Your assignment: Nothing should differ between your answer and the records below.

Data for analysis:
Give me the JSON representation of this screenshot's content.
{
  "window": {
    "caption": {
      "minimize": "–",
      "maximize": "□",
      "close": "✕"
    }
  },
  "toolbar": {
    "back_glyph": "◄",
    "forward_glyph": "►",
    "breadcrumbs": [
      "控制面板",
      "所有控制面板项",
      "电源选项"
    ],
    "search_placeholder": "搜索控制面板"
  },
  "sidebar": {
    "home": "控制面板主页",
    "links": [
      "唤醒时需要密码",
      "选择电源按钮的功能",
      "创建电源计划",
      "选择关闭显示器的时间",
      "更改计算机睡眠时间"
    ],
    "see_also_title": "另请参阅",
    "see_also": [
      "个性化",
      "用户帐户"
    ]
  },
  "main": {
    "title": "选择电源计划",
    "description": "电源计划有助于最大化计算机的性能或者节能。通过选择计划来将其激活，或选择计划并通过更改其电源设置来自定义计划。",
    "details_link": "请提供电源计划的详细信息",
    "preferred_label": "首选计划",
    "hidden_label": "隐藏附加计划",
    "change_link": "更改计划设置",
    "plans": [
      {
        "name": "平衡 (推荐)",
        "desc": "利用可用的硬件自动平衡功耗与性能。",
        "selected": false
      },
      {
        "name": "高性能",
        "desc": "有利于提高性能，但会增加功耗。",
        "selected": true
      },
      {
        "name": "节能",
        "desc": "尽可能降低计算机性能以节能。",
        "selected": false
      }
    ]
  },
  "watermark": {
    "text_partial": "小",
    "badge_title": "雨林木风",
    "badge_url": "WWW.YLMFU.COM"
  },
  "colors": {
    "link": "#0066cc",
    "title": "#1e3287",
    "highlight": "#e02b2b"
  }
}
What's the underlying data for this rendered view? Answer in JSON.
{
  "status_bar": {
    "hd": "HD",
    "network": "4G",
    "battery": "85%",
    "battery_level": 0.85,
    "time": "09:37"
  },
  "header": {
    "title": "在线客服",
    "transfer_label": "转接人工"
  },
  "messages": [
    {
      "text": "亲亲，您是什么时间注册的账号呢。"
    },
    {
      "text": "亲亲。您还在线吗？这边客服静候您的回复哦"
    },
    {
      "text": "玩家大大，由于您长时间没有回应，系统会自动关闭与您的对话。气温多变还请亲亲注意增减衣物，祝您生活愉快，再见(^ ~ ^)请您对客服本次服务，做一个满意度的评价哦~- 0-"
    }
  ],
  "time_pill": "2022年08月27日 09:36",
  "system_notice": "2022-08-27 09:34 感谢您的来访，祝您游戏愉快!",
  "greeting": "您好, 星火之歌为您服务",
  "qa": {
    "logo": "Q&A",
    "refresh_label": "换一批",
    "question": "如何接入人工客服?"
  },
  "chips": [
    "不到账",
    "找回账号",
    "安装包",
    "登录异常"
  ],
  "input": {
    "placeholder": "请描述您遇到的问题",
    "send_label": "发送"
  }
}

Written answer:
Give me the JSON representation of this screenshot's content.
{
  "window": {
    "caption": {
      "minimize": "–",
      "maximize": "□",
      "close": "✕"
    }
  },
  "toolbar": {
    "back_glyph": "◄",
    "forward_glyph": "►",
    "breadcrumbs": [
      "控制面板",
      "所有控制面板项",
      "电源选项"
    ],
    "search_placeholder": "搜索控制面板"
  },
  "sidebar": {
    "home": "控制面板主页",
    "links": [
      "唤醒时需要密码",
      "选择电源按钮的功能",
      "创建电源计划",
      "选择关闭显示器的时间",
      "更改计算机睡眠时间"
    ],
    "see_also_title": "另请参阅",
    "see_also": [
      "个性化",
      "用户帐户"
    ]
  },
  "main": {
    "title": "选择电源计划",
    "description": "电源计划有助于最大化计算机的性能或者节能。通过选择计划来将其激活，或选择计划并通过更改其电源设置来自定义计划。",
    "details_link": "请提供电源计划的详细信息",
    "preferred_label": "首选计划",
    "hidden_label": "隐藏附加计划",
    "change_link": "更改计划设置",
    "plans": [
      {
        "name": "平衡 (推荐)",
        "desc": "利用可用的硬件自动平衡功耗与性能。",
        "selected": false
      },
      {
        "name": "高性能",
        "desc": "有利于提高性能，但会增加功耗。",
        "selected": true
      },
      {
        "name": "节能",
        "desc": "尽可能降低计算机性能以节能。",
        "selected": false
      }
    ]
  },
  "watermark": {
    "text_partial": "小",
    "badge_title": "雨林木风",
    "badge_url": "WWW.YLMFU.COM"
  },
  "colors": {
    "link": "#0066cc",
    "title": "#1e3287",
    "highlight": "#e02b2b"
  }
}
What's the underlying data for this rendered view? Answer in JSON.
{
  "status_bar": {
    "hd": "HD",
    "network": "4G",
    "battery": "85%",
    "battery_level": 0.85,
    "time": "09:37"
  },
  "header": {
    "title": "在线客服",
    "transfer_label": "转接人工"
  },
  "messages": [
    {
      "text": "亲亲，您是什么时间注册的账号呢。"
    },
    {
      "text": "亲亲。您还在线吗？这边客服静候您的回复哦"
    },
    {
      "text": "玩家大大，由于您长时间没有回应，系统会自动关闭与您的对话。气温多变还请亲亲注意增减衣物，祝您生活愉快，再见(^ ~ ^)请您对客服本次服务，做一个满意度的评价哦~- 0-"
    }
  ],
  "time_pill": "2022年08月27日 09:36",
  "system_notice": "2022-08-27 09:34 感谢您的来访，祝您游戏愉快!",
  "greeting": "您好, 星火之歌为您服务",
  "qa": {
    "logo": "Q&A",
    "refresh_label": "换一批",
    "question": "如何接入人工客服?"
  },
  "chips": [
    "不到账",
    "找回账号",
    "安装包",
    "登录异常"
  ],
  "input": {
    "placeholder": "请描述您遇到的问题",
    "send_label": "发送"
  }
}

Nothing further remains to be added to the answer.